What Does a Licensed Practical Nurse Do?
Licensed Practical Nurses (LPNs), also known as Licensed Vocational Nurses (LVNs) in some states, are healthcare professionals who provide basic nursing care under the direction of registered nurses (RNs) and doctors. Their primary responsibilities include measuring and recording vital signs, providing basic patient care such as wound dressing and bathing, administering medications, and ensuring the comfort of patients. LPNs also collect patient information through interviews and observations, report the status of their patients, and assist with tests and evaluations.
To thrive as an LPN, one must have a strong foundation in nursing principles, good practical skills, and a genuine compassion for patients. LPNs must be attentive to detail because they often provide the most direct level of patient care, and they need strong interpersonal communication skills to interact effectively with patients and their families.

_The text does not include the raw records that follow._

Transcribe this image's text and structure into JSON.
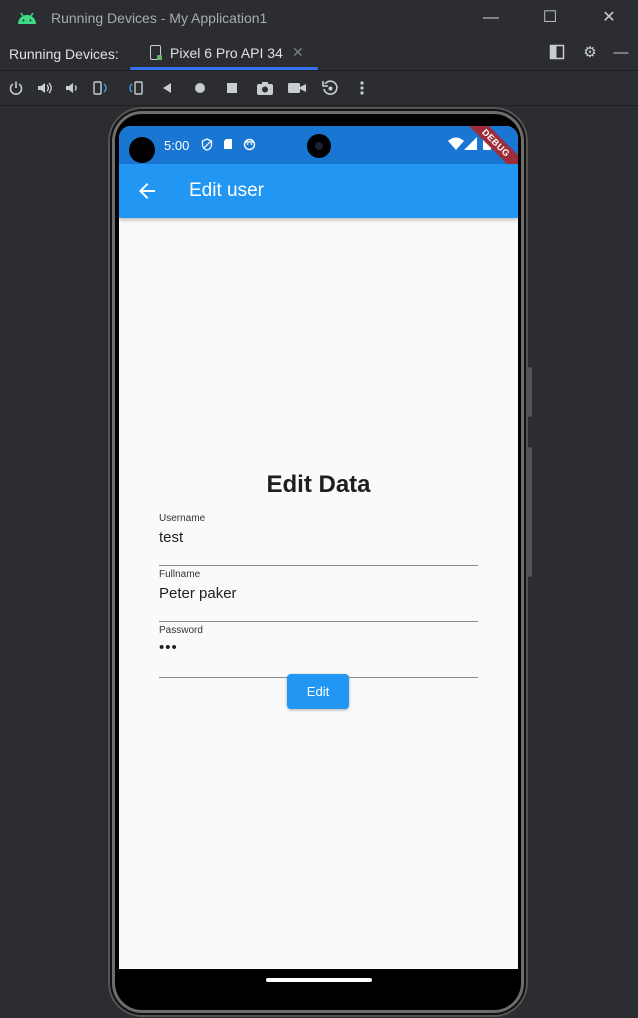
{
  "window": {
    "title": "Running Devices - My Application1",
    "minimize": "—",
    "maximize": "☐",
    "close": "✕"
  },
  "panel": {
    "label": "Running Devices:",
    "device_tab": "Pixel 6 Pro API 34",
    "tab_close": "✕"
  },
  "phone": {
    "status_time": "5:00",
    "debug_banner": "DEBUG",
    "app_bar_title": "Edit user",
    "form_title": "Edit Data",
    "fields": [
      {
        "label": "Username",
        "value": "test"
      },
      {
        "label": "Fullname",
        "value": "Peter paker"
      },
      {
        "label": "Password",
        "value": "•••"
      }
    ],
    "edit_button": "Edit"
  },
  "colors": {
    "status_bar": "#1976d2",
    "app_bar": "#2196f3",
    "button": "#2196f3",
    "debug_ribbon": "#9e2d39"
  }
}
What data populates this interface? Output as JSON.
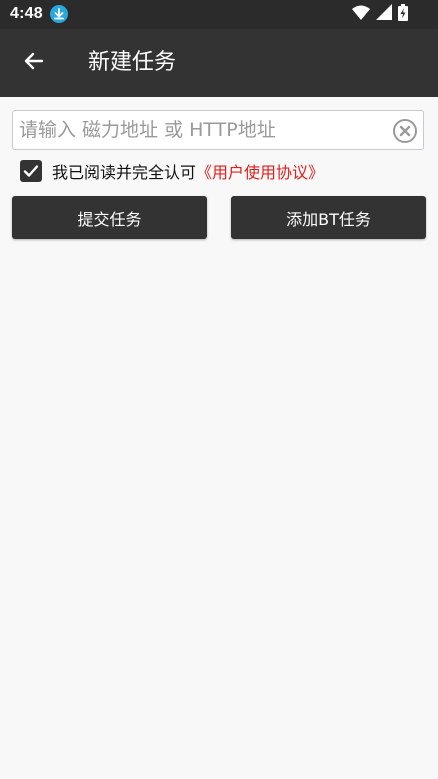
{
  "status_bar": {
    "time": "4:48",
    "icons": [
      "download-notification-icon",
      "wifi-icon",
      "signal-icon",
      "battery-charging-icon"
    ],
    "accent_color": "#29a8e0"
  },
  "app_bar": {
    "title": "新建任务",
    "back_icon": "arrow-left-icon",
    "background": "#333333"
  },
  "task_input": {
    "value": "",
    "placeholder": "请输入 磁力地址 或 HTTP地址",
    "clear_icon": "clear-circle-icon"
  },
  "agreement": {
    "checked": true,
    "text": "我已阅读并完全认可",
    "link_text": "《用户使用协议》",
    "link_color": "#e0201c"
  },
  "buttons": {
    "submit_label": "提交任务",
    "add_bt_label": "添加BT任务"
  }
}
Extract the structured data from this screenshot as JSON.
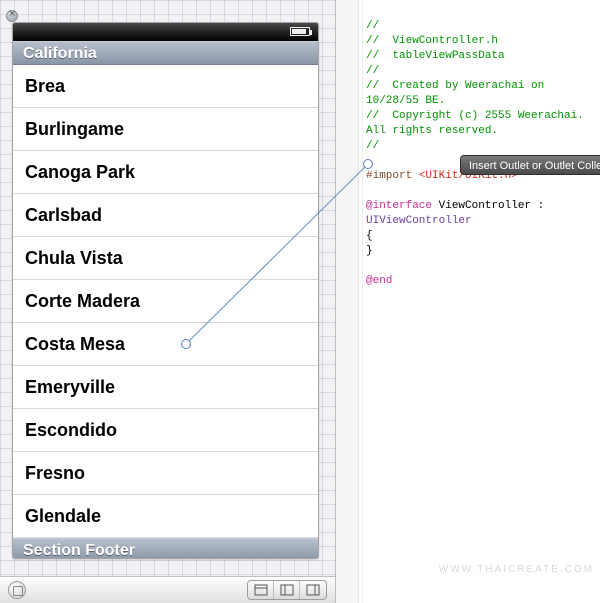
{
  "table": {
    "header": "California",
    "footer": "Section Footer",
    "rows": [
      "Brea",
      "Burlingame",
      "Canoga Park",
      "Carlsbad",
      "Chula Vista",
      "Corte Madera",
      "Costa Mesa",
      "Emeryville",
      "Escondido",
      "Fresno",
      "Glendale"
    ]
  },
  "code": {
    "c1": "//",
    "c2": "//  ViewController.h",
    "c3": "//  tableViewPassData",
    "c4": "//",
    "c5": "//  Created by Weerachai on 10/28/55 BE.",
    "c6": "//  Copyright (c) 2555 Weerachai. All rights reserved.",
    "c7": "//",
    "import_pre": "#import ",
    "import_hdr": "<UIKit/UIKit.h>",
    "iface_kw": "@interface",
    "iface_rest": " ViewController : ",
    "iface_type": "UIViewController",
    "brace_open": "{",
    "brace_close": "}",
    "end_kw": "@end"
  },
  "hint": "Insert Outlet or Outlet Colle",
  "watermark": "WWW.THAICREATE.COM"
}
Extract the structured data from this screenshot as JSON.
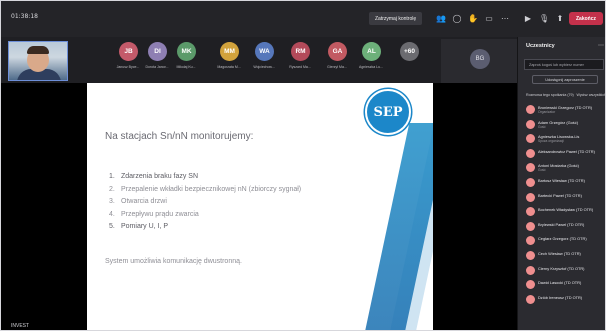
{
  "topbar": {
    "timer": "01:38:18",
    "raise_hand_label": "Zatrzymaj kontrolę",
    "end_label": "Zakończ"
  },
  "strip": {
    "participants": [
      {
        "initials": "JB",
        "name": "Janusz Byce...",
        "color": "#c45a6a"
      },
      {
        "initials": "DI",
        "name": "Dorota Janor...",
        "color": "#8e7fb3"
      },
      {
        "initials": "MK",
        "name": "Mikołaj Ku...",
        "color": "#5b9a6a"
      },
      {
        "initials": "MM",
        "name": "Magorzata M...",
        "color": "#d1a23c"
      },
      {
        "initials": "WA",
        "name": "Wojciechow...",
        "color": "#5677bb"
      },
      {
        "initials": "RM",
        "name": "Ryszard Ma...",
        "color": "#b34a5a"
      },
      {
        "initials": "GA",
        "name": "Gierzył Ma...",
        "color": "#c25a62"
      },
      {
        "initials": "AL",
        "name": "Agnieszka Lu...",
        "color": "#6db07a"
      },
      {
        "initials": "+60",
        "name": "",
        "color": "#6b6b70"
      }
    ],
    "bg_initials": "BG"
  },
  "slide": {
    "title": "Na stacjach Sn/nN monitorujemy:",
    "items": [
      {
        "num": "1.",
        "text": "Zdarzenia braku fazy SN",
        "style": "dark"
      },
      {
        "num": "2.",
        "text": "Przepalenie wkładki bezpiecznikowej nN (zbiorczy sygnał)",
        "style": "light"
      },
      {
        "num": "3.",
        "text": "Otwarcia drzwi",
        "style": "light"
      },
      {
        "num": "4.",
        "text": "Przepływu prądu zwarcia",
        "style": "light"
      },
      {
        "num": "5.",
        "text": "Pomiary U, I, P",
        "style": "dark"
      }
    ],
    "footer": "System umożliwia komunikację dwustronną.",
    "logo": "SEP"
  },
  "bottom_label": "INVEST",
  "panel": {
    "title": "Uczestnicy",
    "invite_placeholder": "Zaproś kogoś lub wybierz numer",
    "share_label": "Udostępnij zaproszenie",
    "section_head": "Rozmowa tego spotkania (79)",
    "mute_all": "Wycisz wszystkich",
    "people": [
      {
        "name": "Broniewski Grzegorz (TD OTR)",
        "role": "Organizator"
      },
      {
        "name": "Adam Grzegórz (Gość)",
        "role": "Gość"
      },
      {
        "name": "Agnieszka Lisowska-Lis",
        "role": "Spoza organizacji"
      },
      {
        "name": "Aleksandrowicz Paweł (TD OTR)",
        "role": ""
      },
      {
        "name": "Antoni Mostarka (Gość)",
        "role": "Gość"
      },
      {
        "name": "Bartosz Wiesław (TD OTR)",
        "role": ""
      },
      {
        "name": "Bartecki Paweł (TD OTR)",
        "role": ""
      },
      {
        "name": "Bochenek Władysław (TD OTR)",
        "role": ""
      },
      {
        "name": "Brylewski Paweł (TD OTR)",
        "role": ""
      },
      {
        "name": "Cegłarz Grzegorz (TD OTR)",
        "role": ""
      },
      {
        "name": "Cech Wiesław (TD OTR)",
        "role": ""
      },
      {
        "name": "Cierny Krzysztof (TD OTR)",
        "role": ""
      },
      {
        "name": "Dawid Lasocki (TD OTR)",
        "role": ""
      },
      {
        "name": "Dziób Ireneusz (TD OTR)",
        "role": ""
      }
    ]
  }
}
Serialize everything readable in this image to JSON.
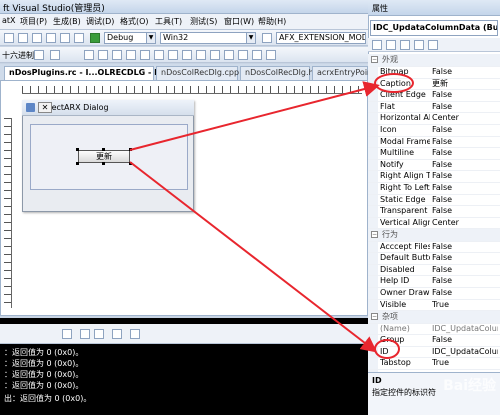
{
  "window": {
    "title": "ft Visual Studio(管理员)"
  },
  "menu": [
    "atX",
    "项目(P)",
    "生成(B)",
    "调试(D)",
    "格式(O)",
    "工具(T)",
    "测试(S)",
    "窗口(W)",
    "帮助(H)"
  ],
  "toolbar": {
    "config_value": "Debug",
    "platform_value": "Win32",
    "define_value": "AFX_EXTENSION_MODU",
    "hex_label": "十六进制"
  },
  "tabs": [
    "nDosPlugins.rc - I...OLRECDLG - Dialog*",
    "nDosColRecDlg.cpp",
    "nDosColRecDlg.h",
    "acrxEntryPoint"
  ],
  "dialog": {
    "title": "ObjectARX Dialog",
    "button_label": "更新"
  },
  "properties": {
    "title": "属性",
    "object": "IDC_UpdataColumnData (Butt",
    "rows": [
      {
        "name": "Bitmap",
        "value": "False"
      },
      {
        "name": "Caption",
        "value": "更新"
      },
      {
        "name": "Client Edge",
        "value": "False"
      },
      {
        "name": "Flat",
        "value": "False"
      },
      {
        "name": "Horizontal Ali",
        "value": "Center"
      },
      {
        "name": "Icon",
        "value": "False"
      },
      {
        "name": "Modal Frame",
        "value": "False"
      },
      {
        "name": "Multiline",
        "value": "False"
      },
      {
        "name": "Notify",
        "value": "False"
      },
      {
        "name": "Right Align Te",
        "value": "False"
      },
      {
        "name": "Right To Left",
        "value": "False"
      },
      {
        "name": "Static Edge",
        "value": "False"
      },
      {
        "name": "Transparent",
        "value": "False"
      },
      {
        "name": "Vertical Alignm",
        "value": "Center"
      }
    ],
    "category_behavior": "行为",
    "category_appearance": "外观",
    "rows2": [
      {
        "name": "Acccept Files",
        "value": "False"
      },
      {
        "name": "Default Button",
        "value": "False"
      },
      {
        "name": "Disabled",
        "value": "False"
      },
      {
        "name": "Help ID",
        "value": "False"
      },
      {
        "name": "Owner Draw",
        "value": "False"
      },
      {
        "name": "Visible",
        "value": "True"
      }
    ],
    "category_misc": "杂项",
    "rows3": [
      {
        "name": "(Name)",
        "value": "IDC_UpdataColumn"
      },
      {
        "name": "Group",
        "value": "False"
      },
      {
        "name": "ID",
        "value": "IDC_UpdataColumn"
      },
      {
        "name": "Tabstop",
        "value": "True"
      }
    ],
    "desc_title": "ID",
    "desc_text": "指定控件的标识符"
  },
  "output": {
    "lines": [
      "：返回值为 0 (0x0)。",
      "：返回值为 0 (0x0)。",
      "：返回值为 0 (0x0)。",
      "：返回值为 0 (0x0)。",
      "出：返回值为 0 (0x0)。"
    ]
  },
  "watermark": "Bai经验",
  "colors": {
    "annotation": "#e8262e",
    "title_gradient": "#c4d5ea"
  }
}
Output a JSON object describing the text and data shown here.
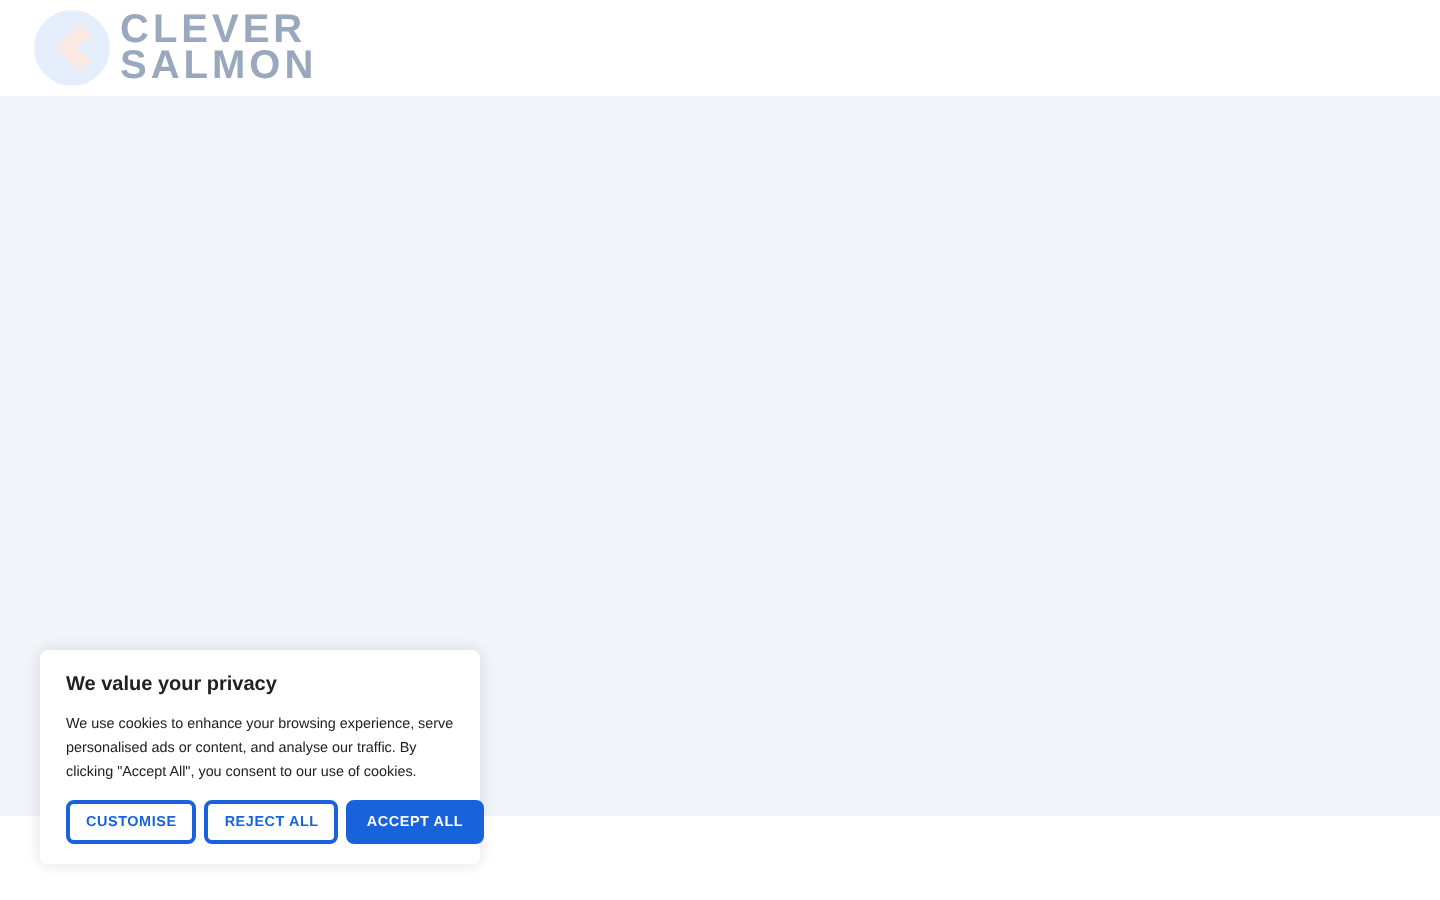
{
  "header": {
    "logo_lines": [
      "CLEVER",
      "SALMON"
    ]
  },
  "cookie_banner": {
    "title": "We value your privacy",
    "message": "We use cookies to enhance your browsing experience, serve personalised ads or content, and analyse our traffic. By clicking \"Accept All\", you consent to our use of cookies.",
    "buttons": [
      {
        "label": "CUSTOMISE",
        "kind": "outline"
      },
      {
        "label": "REJECT ALL",
        "kind": "outline"
      },
      {
        "label": "ACCEPT ALL",
        "kind": "filled"
      }
    ]
  }
}
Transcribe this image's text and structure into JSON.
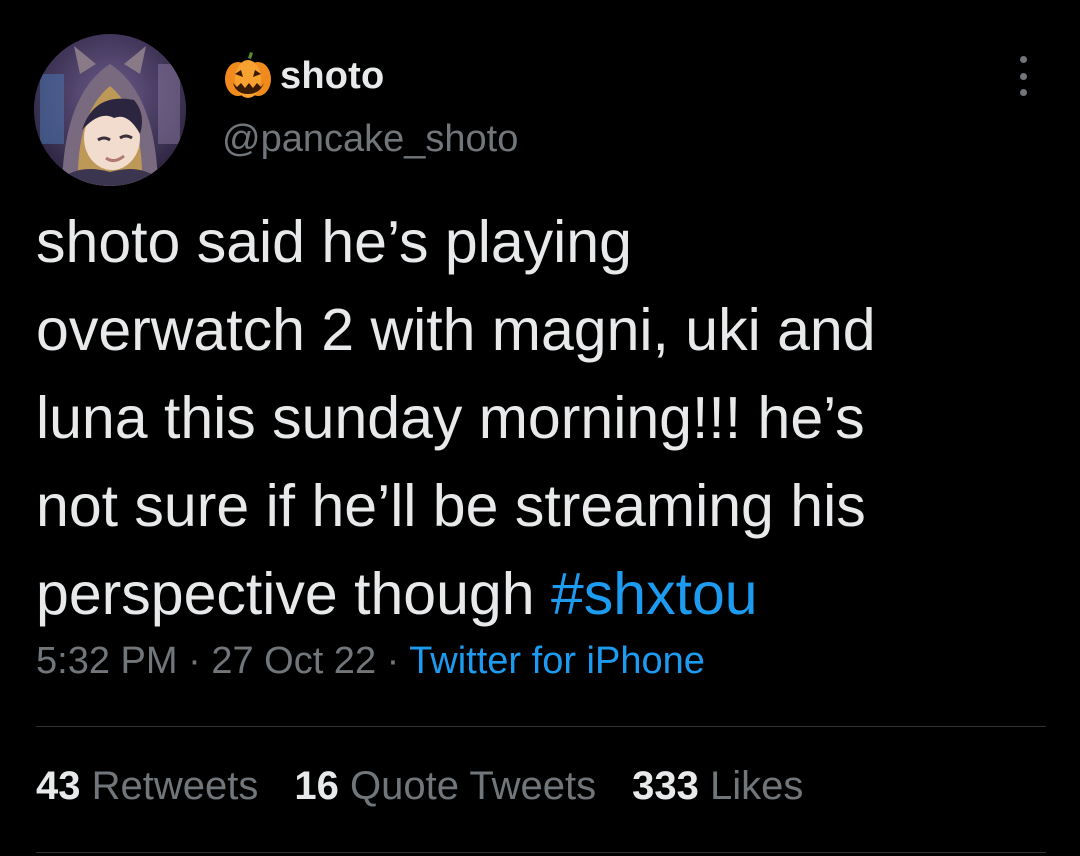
{
  "author": {
    "display_name": "shoto",
    "handle": "@pancake_shoto",
    "name_icon": "jack-o-lantern-emoji",
    "avatar": "anime-character-portrait"
  },
  "tweet": {
    "text": "shoto said he’s playing\noverwatch 2 with magni, uki and\nluna this sunday morning!!! he’s\nnot sure if he’ll be streaming his\nperspective though ",
    "hashtag": "#shxtou"
  },
  "meta": {
    "time": "5:32 PM",
    "sep1": " · ",
    "date": "27 Oct 22",
    "sep2": " · ",
    "source": "Twitter for iPhone"
  },
  "stats": {
    "retweets": {
      "count": "43",
      "label": "Retweets"
    },
    "quote_tweets": {
      "count": "16",
      "label": "Quote Tweets"
    },
    "likes": {
      "count": "333",
      "label": "Likes"
    }
  },
  "colors": {
    "background": "#000000",
    "text": "#e7e9ea",
    "secondary": "#71767b",
    "accent": "#1d9bf0",
    "divider": "#2f3336"
  }
}
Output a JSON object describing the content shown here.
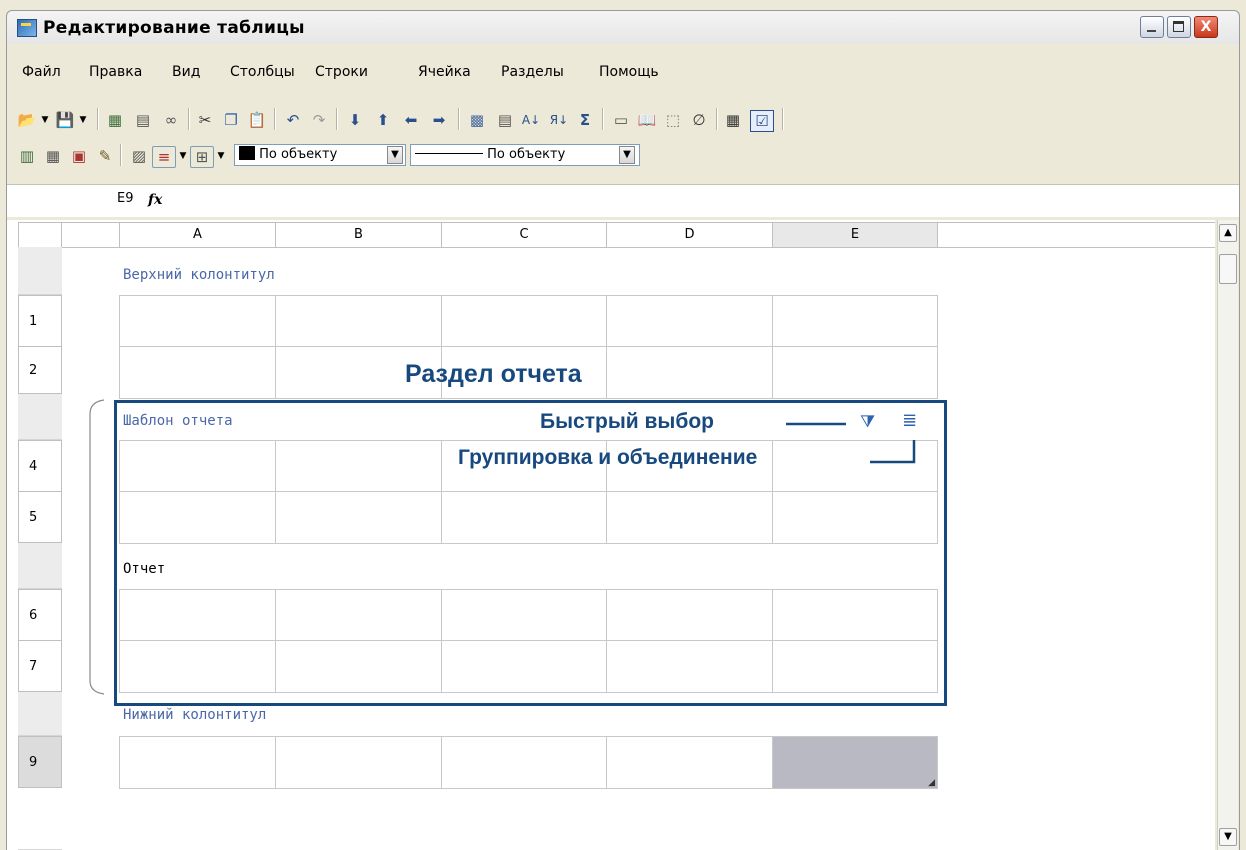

LPNs are employed in a variety of healthcare settings, including nursing homes, extended care facilities, hospitals, physicians' offices, and private homes. They play a critical role in the healthcare team, providing essential care that contributes to the recovery and well-being of patients.
The path to becoming an LPN involves completing a state-approved educational program and passing the National Council Licensure Examination for Practical Nurses (NCLEX-PN). Their role is essential in the healthcare delivery system, offering both technical nursing care and the human touch that is often needed in the healing process.